Brabham Automotive is now the only genuine carmaker in the country, and it's ready to unleash a $1.8 million supercar embracing the spirit of Sir Jack Brabham.
The DNA that drove Sydney-born Brabham to take the chequered flag at three Formula One world championships is deeply embedded in the Brabham BT62, a hand-built V8-engined supercar being built in Adelaide.
David Brabham, youngest son of ‘Black Jack’, is the driving force behind Brabham Automotive and the creation of a car that is intended to put a car on the road, then onto racetracks, and eventually into contention for victory at the Le Mans sports car classic in France.
The BT62 continues the naming game that began with Sir Jack’s first Brabham Racing Organisation car, the BT3, which combined the B from his family name with the T from BRO co-founder and technical director Ron Tauranac.

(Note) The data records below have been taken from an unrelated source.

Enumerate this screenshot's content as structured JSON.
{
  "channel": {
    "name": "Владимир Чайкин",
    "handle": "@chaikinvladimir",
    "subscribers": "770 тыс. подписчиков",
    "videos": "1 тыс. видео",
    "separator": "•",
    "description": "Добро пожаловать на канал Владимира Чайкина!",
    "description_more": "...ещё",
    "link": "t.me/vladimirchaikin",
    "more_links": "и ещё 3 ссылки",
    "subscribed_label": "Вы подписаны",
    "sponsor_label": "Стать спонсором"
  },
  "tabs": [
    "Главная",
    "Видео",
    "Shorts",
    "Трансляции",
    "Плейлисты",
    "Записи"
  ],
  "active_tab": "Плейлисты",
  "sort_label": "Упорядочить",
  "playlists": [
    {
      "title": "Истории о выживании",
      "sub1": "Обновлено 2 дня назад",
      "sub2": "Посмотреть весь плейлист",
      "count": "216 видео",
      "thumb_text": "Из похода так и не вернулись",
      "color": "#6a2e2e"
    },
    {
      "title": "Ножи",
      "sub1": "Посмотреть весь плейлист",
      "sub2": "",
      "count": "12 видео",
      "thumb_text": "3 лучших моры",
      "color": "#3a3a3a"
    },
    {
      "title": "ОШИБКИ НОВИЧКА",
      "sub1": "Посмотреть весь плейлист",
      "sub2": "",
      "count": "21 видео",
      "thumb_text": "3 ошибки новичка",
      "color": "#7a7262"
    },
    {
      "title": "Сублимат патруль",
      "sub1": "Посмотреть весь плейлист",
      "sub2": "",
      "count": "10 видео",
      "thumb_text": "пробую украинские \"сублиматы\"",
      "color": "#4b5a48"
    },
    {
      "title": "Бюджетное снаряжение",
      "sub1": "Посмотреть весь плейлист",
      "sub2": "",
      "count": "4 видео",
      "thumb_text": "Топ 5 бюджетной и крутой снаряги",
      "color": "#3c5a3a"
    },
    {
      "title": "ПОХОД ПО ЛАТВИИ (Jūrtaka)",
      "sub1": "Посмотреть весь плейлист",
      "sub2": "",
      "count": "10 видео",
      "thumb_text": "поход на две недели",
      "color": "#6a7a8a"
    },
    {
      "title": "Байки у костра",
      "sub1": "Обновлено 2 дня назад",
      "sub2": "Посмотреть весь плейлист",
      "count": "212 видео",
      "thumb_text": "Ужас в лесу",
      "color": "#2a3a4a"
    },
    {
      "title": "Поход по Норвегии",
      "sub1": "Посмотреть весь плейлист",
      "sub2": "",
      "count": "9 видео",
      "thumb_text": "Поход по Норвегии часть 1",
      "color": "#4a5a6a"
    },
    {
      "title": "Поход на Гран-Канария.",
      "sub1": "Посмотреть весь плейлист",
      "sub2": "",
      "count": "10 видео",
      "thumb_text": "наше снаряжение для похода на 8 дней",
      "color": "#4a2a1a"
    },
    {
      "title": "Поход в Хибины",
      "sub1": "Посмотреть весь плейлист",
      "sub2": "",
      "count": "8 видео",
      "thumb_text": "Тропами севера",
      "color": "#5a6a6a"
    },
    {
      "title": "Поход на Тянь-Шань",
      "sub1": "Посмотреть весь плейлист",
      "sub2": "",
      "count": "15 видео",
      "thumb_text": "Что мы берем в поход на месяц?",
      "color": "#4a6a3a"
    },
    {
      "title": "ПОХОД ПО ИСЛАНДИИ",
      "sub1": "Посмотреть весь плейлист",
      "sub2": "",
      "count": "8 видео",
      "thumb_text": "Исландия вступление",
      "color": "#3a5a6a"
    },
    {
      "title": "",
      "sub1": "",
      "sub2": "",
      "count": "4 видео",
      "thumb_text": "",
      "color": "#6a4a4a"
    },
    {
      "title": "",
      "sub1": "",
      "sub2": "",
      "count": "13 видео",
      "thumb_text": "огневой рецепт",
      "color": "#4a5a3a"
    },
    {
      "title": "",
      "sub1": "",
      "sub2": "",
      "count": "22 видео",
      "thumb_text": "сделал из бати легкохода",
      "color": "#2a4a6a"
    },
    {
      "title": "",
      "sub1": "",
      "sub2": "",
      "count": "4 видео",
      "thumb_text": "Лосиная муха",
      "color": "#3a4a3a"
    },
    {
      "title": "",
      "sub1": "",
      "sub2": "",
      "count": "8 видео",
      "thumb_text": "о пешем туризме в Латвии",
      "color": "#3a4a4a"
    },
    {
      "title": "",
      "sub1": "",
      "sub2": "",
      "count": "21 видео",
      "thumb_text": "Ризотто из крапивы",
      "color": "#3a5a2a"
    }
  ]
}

“Jack would have a smile on his face. It’s a shame he wasn’t around to see it,” David Brabham (below) tells Australian Business Traveller.
“Jack went up against Ferrari. We’ve never been afraid of a challenge. The reaction to the car has been amazing, just amazing.”
Brabham knows he is launching into a rare and exotic area of the motor market, but has a carefully-planned roll-out. The BT62 was previewed last year at upscale motoring events in Europe and the USA, demonstrated in Britain at the Goodwood Festival of Speed, then sprinted around Bathurst last week, where it set a new lap record for a sports car.
“I’m relieved. Happy and relieved,” Brabham remarked after the run. “Brabham is about racing, this is a racetrack, and this is where we belong. To come here and do this is great.”
But Brabham Automotive is also a business, and is on-track to deliver its first production car to a customer in Germany in August. It has already built three test cars.
Brabham says the company, which is built on financial foundations provided by three Adelaide-based companies including a major motor industry component maker, is well funded and on track.
The car itself has a hand-built chassis and gorgeous carbon-fibre bodywork, with a two-seater cabin and a V8-based mechanical package with rear-wheel drive.
Although originally conceived as a track-only car, work is now well advanced on a package that will allow a BT62 to be driven on the road.
“That’s what our research has shown. People want to drive cars like this to the track,” Brabham says.
Brabham Automotive has been a dream for David Brabham for more than a decade, once he began planning for life after his career as a racing driver, which took him to Formula One and then victory at Le Mans. “This is my job for the rest of my life,” he beams.